Originally intended by Warner Bros. as a direct-to-video release, this animated feature was moved to theaters at the last minute, and opened Christmas day, 1993. Although a box-office flop, Mask of the Phantasm was lauded by critics for its excellent voice acting cast and compelling, mature plot. Based off Batman: The Animated Series, Mask of the Phantasm, like the animated show, never condescends to its audience — despite ostensibly being for kids. The movie features an incredible score, and masterful voice performances, many of them from actors who also appeared on the animated series. Kevin Conroy as Batman, Mark Hamill as the Joker, and Efrem Zimbalist Jr. as Alfred are still considered by many fans (present company included!) to be the definitive portrayals of those roles.
Batman arrived in theaters months after the final episode of the iconic live-action show, starring much of the same cast, including Adam West as a very wholesome Batman, and Burt Ward as a perpetually exclaiming Robin. Batman is enjoyably goofy and self-deprecating, but its heroes unflinchingly sincere. The movie can be a bit slow for modern audiences accustomed to higher stakes in their superhero flicks, but it also features enough endearingly bizarre hijinks to be worthwhile. Standout scenes include Batman fighting (and then exploding) a shark, and trying vainly to dispose of a bomb.
The Dark Knight, 2008
You knew where this list was going, didn't you? Christopher Nolan's The Dark Knight was one of the first movies I ever saw in theaters that left me legitimately awe-struck. Nearly a decade later, Heath Ledger’s transformative turn as the Joker is still unmatched, and the movie's contemplation of heady themes like responsibility and good versus evil still matches well with its incredible action.

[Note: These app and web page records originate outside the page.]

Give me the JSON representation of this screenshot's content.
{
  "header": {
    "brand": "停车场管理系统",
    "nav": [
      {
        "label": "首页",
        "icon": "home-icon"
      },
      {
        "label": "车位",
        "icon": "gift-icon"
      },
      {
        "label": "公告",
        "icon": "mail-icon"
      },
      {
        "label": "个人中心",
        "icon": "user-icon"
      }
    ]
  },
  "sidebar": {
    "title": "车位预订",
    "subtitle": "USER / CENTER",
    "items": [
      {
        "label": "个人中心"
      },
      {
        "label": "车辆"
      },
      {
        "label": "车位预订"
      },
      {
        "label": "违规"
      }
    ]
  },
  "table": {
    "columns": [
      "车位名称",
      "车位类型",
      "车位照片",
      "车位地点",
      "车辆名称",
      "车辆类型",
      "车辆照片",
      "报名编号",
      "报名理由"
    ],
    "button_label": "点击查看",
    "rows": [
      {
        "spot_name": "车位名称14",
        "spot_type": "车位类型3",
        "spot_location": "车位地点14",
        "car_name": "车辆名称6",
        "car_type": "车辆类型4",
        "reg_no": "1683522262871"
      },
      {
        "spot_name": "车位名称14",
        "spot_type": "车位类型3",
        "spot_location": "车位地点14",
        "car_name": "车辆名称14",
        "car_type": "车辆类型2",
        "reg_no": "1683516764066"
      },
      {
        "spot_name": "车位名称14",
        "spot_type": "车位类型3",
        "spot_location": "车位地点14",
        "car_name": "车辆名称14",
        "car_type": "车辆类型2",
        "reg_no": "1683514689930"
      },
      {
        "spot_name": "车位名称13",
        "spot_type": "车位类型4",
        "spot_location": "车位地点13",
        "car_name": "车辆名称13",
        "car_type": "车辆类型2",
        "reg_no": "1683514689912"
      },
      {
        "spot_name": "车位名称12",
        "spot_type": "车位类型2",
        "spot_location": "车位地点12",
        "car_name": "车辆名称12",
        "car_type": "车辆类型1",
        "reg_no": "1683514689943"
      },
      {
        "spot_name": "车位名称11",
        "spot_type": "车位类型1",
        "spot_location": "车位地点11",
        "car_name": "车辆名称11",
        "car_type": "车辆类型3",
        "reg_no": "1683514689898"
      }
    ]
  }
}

I didn't have the same emotional response to Batman Begins or The Dark Knight Rises, the other movies in Nolan's bat-rilogy—but on this side of Dawn of Justice, they both seem like relative masterpieces, too.